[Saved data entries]
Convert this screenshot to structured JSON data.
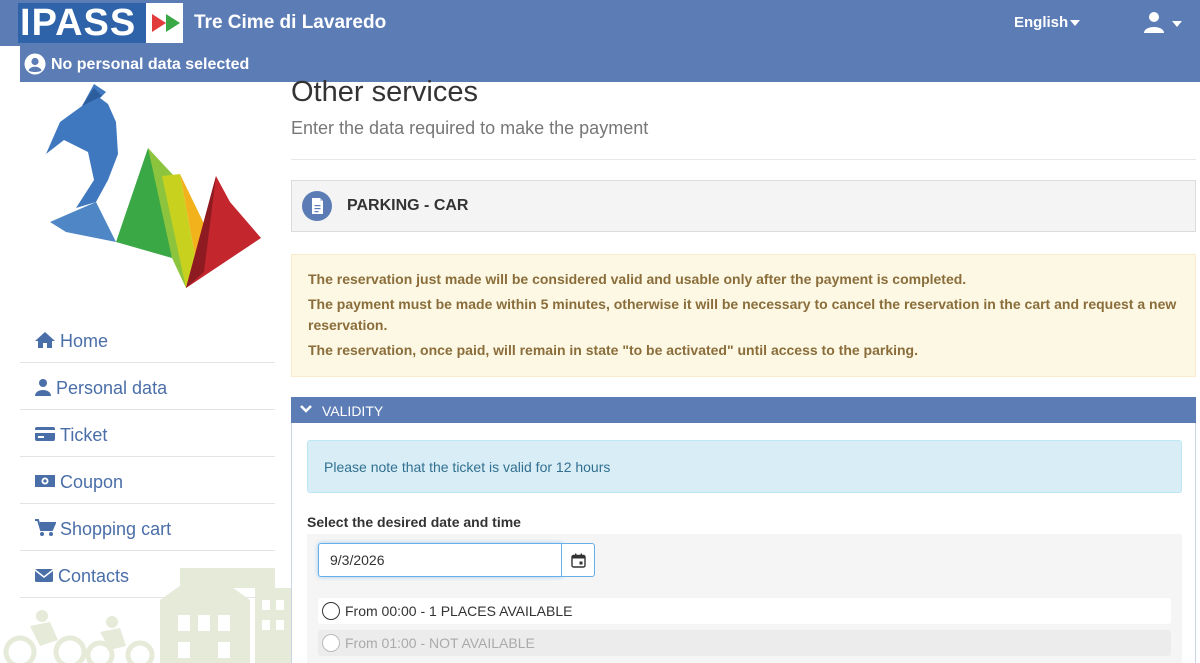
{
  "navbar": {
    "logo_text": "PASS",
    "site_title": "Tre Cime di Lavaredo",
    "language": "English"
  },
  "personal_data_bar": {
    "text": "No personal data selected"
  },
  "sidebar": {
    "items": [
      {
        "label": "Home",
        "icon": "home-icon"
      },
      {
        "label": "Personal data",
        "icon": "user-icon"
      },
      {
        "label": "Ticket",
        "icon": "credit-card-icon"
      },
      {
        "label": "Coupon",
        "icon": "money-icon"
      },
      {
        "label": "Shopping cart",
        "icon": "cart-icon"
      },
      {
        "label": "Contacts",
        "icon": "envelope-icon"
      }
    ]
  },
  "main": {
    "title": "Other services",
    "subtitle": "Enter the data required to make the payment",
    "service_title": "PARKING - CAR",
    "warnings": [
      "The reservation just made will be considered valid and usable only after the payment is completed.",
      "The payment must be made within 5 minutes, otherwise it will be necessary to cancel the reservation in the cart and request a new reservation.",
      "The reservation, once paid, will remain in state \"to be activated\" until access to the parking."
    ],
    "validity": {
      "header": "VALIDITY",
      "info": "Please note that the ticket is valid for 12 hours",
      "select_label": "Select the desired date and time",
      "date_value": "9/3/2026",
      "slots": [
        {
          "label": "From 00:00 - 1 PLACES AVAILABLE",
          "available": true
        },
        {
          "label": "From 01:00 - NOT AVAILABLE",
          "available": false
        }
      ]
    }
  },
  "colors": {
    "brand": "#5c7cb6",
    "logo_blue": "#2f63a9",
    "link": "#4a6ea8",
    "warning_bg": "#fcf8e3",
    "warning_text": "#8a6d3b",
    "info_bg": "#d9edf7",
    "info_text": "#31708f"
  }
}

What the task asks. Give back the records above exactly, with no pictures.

Written solution.
Convert this screenshot to structured JSON data.
{
  "navbar": {
    "logo_text": "PASS",
    "site_title": "Tre Cime di Lavaredo",
    "language": "English"
  },
  "personal_data_bar": {
    "text": "No personal data selected"
  },
  "sidebar": {
    "items": [
      {
        "label": "Home",
        "icon": "home-icon"
      },
      {
        "label": "Personal data",
        "icon": "user-icon"
      },
      {
        "label": "Ticket",
        "icon": "credit-card-icon"
      },
      {
        "label": "Coupon",
        "icon": "money-icon"
      },
      {
        "label": "Shopping cart",
        "icon": "cart-icon"
      },
      {
        "label": "Contacts",
        "icon": "envelope-icon"
      }
    ]
  },
  "main": {
    "title": "Other services",
    "subtitle": "Enter the data required to make the payment",
    "service_title": "PARKING - CAR",
    "warnings": [
      "The reservation just made will be considered valid and usable only after the payment is completed.",
      "The payment must be made within 5 minutes, otherwise it will be necessary to cancel the reservation in the cart and request a new reservation.",
      "The reservation, once paid, will remain in state \"to be activated\" until access to the parking."
    ],
    "validity": {
      "header": "VALIDITY",
      "info": "Please note that the ticket is valid for 12 hours",
      "select_label": "Select the desired date and time",
      "date_value": "9/3/2026",
      "slots": [
        {
          "label": "From 00:00 - 1 PLACES AVAILABLE",
          "available": true
        },
        {
          "label": "From 01:00 - NOT AVAILABLE",
          "available": false
        }
      ]
    }
  },
  "colors": {
    "brand": "#5c7cb6",
    "logo_blue": "#2f63a9",
    "link": "#4a6ea8",
    "warning_bg": "#fcf8e3",
    "warning_text": "#8a6d3b",
    "info_bg": "#d9edf7",
    "info_text": "#31708f"
  }
}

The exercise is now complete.